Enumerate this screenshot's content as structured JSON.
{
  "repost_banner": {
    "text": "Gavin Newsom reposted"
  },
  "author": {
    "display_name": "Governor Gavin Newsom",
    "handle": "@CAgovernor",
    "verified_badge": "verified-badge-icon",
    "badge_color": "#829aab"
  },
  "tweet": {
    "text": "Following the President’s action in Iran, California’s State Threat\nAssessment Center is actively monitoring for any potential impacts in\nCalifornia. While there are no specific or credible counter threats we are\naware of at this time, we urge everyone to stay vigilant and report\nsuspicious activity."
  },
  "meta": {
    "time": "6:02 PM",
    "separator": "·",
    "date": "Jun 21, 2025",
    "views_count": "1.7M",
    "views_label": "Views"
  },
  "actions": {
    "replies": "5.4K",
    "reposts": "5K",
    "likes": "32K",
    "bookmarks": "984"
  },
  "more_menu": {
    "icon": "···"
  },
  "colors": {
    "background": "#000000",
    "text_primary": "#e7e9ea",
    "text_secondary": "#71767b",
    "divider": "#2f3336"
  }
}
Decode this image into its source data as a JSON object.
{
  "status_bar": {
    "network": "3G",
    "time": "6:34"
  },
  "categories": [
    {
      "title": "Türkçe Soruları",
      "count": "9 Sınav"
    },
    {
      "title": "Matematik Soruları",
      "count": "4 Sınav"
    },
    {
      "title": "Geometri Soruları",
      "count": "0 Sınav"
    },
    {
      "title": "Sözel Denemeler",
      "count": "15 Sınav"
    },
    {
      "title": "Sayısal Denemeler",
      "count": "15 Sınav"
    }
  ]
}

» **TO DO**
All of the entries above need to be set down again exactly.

» **RESULT FOR THIS TASK**
Enumerate this screenshot's content as structured JSON.
{
  "repost_banner": {
    "text": "Gavin Newsom reposted"
  },
  "author": {
    "display_name": "Governor Gavin Newsom",
    "handle": "@CAgovernor",
    "verified_badge": "verified-badge-icon",
    "badge_color": "#829aab"
  },
  "tweet": {
    "text": "Following the President’s action in Iran, California’s State Threat\nAssessment Center is actively monitoring for any potential impacts in\nCalifornia. While there are no specific or credible counter threats we are\naware of at this time, we urge everyone to stay vigilant and report\nsuspicious activity."
  },
  "meta": {
    "time": "6:02 PM",
    "separator": "·",
    "date": "Jun 21, 2025",
    "views_count": "1.7M",
    "views_label": "Views"
  },
  "actions": {
    "replies": "5.4K",
    "reposts": "5K",
    "likes": "32K",
    "bookmarks": "984"
  },
  "more_menu": {
    "icon": "···"
  },
  "colors": {
    "background": "#000000",
    "text_primary": "#e7e9ea",
    "text_secondary": "#71767b",
    "divider": "#2f3336"
  }
}
Decode this image into its source data as a JSON object.
{
  "status_bar": {
    "network": "3G",
    "time": "6:34"
  },
  "categories": [
    {
      "title": "Türkçe Soruları",
      "count": "9 Sınav"
    },
    {
      "title": "Matematik Soruları",
      "count": "4 Sınav"
    },
    {
      "title": "Geometri Soruları",
      "count": "0 Sınav"
    },
    {
      "title": "Sözel Denemeler",
      "count": "15 Sınav"
    },
    {
      "title": "Sayısal Denemeler",
      "count": "15 Sınav"
    }
  ]
}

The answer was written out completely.